Children with disabilities are disproportionately impacted by COVID-19 and the containment response. Their caregivers must now adapt to increased stressors such as lack of access to needed therapies, medical supplies, and nursing care. Prior to COVID-19 these families were already marginalized, and this has only worsened during the pandemic. As a vulnerable population, children with disabilities have not been the focus of much discussion during the pandemic, likely because the disease disproportionately impacts older individuals. Nonetheless, children with disabilities should be a focus of evaluation and intervention to mitigate the negative consequences of COVID-19 and the resulting containment strategies. Their needs should be included in future crisis planning, as well. In order to raise awareness of pediatric rehabilitation professionals, health care administrators, policy makers, and advocates, this manuscript provides a discussion of the following topics: the immediate and ongoing impacts on children with disabilities and their families, the ethical concerns and implications of triage protocols for scarce resources that consider disability in their scoring systems, and optimizing medical care and educational needs in the time of COVID.

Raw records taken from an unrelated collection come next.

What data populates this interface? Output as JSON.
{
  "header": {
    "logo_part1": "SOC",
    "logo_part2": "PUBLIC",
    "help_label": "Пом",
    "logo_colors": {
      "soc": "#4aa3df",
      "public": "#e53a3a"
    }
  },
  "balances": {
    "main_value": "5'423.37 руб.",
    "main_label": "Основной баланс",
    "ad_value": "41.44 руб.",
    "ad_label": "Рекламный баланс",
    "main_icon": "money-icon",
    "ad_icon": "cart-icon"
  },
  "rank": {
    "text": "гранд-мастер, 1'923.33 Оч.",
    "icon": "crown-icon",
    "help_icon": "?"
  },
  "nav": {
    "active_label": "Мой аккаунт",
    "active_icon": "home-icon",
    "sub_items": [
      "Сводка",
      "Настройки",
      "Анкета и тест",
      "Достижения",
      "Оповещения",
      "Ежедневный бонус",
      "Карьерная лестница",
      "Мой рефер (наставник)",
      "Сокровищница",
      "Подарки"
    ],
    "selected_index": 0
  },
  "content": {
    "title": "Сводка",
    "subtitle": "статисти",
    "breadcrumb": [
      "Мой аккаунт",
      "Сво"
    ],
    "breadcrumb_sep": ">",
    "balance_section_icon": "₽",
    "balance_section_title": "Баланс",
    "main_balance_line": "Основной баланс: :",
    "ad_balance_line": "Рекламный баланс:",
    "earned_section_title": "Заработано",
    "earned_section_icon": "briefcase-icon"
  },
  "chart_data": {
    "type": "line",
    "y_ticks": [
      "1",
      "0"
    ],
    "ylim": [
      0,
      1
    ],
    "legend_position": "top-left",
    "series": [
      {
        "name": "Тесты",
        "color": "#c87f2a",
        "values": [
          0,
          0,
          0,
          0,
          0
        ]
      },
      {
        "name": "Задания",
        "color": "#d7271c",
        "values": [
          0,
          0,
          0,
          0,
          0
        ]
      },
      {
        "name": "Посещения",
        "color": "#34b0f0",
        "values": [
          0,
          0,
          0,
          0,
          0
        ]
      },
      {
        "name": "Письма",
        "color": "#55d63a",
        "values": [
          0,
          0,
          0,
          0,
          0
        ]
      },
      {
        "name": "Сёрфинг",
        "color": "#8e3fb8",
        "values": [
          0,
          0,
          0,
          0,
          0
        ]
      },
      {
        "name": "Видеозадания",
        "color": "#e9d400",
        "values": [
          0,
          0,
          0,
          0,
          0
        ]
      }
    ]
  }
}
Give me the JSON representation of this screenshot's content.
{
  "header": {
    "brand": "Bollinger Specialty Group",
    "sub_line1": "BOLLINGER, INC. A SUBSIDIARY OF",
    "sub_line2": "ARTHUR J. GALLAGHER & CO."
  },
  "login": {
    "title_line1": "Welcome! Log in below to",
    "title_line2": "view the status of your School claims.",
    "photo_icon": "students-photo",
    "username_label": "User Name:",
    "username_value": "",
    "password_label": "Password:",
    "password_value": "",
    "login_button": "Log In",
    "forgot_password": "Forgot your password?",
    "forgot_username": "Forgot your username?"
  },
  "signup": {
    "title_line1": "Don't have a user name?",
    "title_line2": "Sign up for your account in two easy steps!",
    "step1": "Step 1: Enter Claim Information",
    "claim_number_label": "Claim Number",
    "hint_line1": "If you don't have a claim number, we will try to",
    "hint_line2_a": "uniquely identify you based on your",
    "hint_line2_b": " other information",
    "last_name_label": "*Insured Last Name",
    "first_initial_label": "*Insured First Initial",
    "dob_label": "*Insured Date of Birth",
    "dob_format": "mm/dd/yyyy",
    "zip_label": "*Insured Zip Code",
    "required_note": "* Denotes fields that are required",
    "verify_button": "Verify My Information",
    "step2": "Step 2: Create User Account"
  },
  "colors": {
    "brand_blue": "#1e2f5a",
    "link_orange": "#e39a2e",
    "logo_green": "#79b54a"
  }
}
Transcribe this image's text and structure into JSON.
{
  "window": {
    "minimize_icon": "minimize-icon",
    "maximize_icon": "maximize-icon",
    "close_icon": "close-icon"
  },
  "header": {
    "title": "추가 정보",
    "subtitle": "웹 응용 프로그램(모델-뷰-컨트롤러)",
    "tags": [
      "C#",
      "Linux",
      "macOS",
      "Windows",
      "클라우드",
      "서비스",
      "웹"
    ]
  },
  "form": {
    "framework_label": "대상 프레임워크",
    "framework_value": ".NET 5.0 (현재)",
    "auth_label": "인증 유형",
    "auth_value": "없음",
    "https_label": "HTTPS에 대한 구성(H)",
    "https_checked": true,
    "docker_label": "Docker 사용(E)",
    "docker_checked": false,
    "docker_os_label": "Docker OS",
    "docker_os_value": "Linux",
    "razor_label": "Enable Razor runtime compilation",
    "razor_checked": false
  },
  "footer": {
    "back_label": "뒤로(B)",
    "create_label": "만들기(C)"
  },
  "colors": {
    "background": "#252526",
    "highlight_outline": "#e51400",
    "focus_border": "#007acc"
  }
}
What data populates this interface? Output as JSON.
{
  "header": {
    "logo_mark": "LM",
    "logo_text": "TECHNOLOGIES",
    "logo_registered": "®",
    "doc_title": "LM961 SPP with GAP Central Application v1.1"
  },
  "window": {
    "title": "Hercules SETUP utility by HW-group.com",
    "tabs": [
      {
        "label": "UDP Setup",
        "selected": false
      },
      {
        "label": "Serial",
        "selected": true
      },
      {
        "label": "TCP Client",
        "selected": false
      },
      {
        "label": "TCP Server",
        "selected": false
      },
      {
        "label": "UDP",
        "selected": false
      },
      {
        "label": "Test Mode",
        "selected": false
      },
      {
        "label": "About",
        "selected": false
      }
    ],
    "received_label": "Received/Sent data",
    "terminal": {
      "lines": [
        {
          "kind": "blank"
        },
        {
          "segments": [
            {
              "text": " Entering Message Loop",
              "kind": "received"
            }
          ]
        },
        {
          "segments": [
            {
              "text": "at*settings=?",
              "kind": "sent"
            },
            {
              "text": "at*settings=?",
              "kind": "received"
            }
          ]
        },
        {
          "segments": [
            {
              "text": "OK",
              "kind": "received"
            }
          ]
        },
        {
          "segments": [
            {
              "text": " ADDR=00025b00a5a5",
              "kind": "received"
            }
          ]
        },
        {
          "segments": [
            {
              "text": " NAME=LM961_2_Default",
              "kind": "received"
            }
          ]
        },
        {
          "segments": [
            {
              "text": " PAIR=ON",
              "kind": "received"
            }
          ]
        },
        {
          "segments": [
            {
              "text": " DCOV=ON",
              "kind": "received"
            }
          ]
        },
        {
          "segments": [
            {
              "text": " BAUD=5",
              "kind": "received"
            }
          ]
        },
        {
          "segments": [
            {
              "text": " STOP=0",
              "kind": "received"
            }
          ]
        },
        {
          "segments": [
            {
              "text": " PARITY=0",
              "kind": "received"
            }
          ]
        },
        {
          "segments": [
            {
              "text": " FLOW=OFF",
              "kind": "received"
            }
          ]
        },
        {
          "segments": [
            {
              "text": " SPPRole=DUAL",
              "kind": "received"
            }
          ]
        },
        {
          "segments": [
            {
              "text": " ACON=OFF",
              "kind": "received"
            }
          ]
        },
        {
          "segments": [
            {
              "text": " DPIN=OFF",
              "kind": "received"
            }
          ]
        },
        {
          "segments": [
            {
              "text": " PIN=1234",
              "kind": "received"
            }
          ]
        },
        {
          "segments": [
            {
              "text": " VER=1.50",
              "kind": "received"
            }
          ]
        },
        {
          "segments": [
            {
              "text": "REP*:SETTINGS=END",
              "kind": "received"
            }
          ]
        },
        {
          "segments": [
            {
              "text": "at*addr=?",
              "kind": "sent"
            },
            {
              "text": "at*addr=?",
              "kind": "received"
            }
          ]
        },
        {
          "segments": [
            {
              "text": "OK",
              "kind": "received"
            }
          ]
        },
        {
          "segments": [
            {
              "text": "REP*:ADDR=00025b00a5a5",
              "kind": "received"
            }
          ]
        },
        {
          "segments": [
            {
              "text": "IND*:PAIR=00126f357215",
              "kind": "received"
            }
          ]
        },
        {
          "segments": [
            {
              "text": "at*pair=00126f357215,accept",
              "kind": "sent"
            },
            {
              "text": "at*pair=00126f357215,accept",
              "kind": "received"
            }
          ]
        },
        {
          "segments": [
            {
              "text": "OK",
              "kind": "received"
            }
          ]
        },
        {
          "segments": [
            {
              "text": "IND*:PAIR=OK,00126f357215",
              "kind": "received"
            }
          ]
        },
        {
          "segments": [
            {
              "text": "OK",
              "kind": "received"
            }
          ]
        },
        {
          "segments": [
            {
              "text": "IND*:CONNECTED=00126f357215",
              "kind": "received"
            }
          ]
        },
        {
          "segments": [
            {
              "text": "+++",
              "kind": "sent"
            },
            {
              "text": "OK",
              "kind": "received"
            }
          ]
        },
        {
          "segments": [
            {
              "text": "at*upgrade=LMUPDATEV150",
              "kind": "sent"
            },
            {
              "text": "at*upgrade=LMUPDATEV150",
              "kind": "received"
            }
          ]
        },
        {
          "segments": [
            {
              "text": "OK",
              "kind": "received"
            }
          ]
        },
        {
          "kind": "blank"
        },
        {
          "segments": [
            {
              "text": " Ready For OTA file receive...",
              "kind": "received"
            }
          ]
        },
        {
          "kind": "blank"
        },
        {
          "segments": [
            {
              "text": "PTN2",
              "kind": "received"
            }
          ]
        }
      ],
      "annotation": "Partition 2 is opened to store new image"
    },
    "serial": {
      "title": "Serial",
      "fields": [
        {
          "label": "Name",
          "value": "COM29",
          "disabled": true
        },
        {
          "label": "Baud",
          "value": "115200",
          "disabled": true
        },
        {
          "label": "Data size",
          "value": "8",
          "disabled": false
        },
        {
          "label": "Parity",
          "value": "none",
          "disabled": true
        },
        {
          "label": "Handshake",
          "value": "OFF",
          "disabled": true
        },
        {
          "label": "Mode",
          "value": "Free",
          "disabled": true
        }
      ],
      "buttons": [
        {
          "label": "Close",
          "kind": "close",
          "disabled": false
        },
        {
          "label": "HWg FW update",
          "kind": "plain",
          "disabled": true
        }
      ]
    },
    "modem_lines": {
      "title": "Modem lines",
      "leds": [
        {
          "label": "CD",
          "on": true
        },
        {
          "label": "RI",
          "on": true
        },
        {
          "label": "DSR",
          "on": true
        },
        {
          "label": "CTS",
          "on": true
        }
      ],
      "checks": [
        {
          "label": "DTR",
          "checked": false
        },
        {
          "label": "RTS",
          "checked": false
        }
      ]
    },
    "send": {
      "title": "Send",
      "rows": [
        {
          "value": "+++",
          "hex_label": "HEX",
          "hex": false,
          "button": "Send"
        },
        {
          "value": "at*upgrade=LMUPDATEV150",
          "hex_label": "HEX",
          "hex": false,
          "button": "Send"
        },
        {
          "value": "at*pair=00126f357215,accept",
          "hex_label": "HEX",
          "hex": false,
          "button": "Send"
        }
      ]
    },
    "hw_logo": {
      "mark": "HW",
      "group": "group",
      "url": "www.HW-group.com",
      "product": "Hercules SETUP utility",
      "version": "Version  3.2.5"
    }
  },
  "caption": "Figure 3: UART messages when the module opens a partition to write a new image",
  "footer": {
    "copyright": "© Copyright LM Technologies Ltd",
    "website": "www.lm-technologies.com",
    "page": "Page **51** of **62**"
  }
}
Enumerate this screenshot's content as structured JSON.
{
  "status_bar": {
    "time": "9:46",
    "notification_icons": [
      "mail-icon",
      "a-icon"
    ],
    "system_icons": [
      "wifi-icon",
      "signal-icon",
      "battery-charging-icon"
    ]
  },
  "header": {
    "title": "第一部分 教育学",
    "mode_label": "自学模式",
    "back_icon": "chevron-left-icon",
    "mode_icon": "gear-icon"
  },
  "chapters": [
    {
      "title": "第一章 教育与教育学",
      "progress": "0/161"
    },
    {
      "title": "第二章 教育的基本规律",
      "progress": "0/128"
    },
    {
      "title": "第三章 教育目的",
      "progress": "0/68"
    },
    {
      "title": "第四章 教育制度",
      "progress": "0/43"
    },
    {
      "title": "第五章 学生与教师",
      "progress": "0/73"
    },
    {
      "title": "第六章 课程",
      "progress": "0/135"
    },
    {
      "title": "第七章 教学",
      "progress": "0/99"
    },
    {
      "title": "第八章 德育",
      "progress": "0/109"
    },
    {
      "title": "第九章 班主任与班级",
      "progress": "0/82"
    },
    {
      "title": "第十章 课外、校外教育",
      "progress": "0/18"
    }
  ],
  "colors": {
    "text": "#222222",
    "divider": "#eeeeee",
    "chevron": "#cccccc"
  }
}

Houtrow, Amy, Debbi Harris, Ashli Molinero, Tal Levin-Decanini, and Christopher Robichaud. "Children with Disabilities in the United States and the COVID-19 Pandemic." Journal of Pediatric Rehabilitation Medicine (January 2020): 1-10.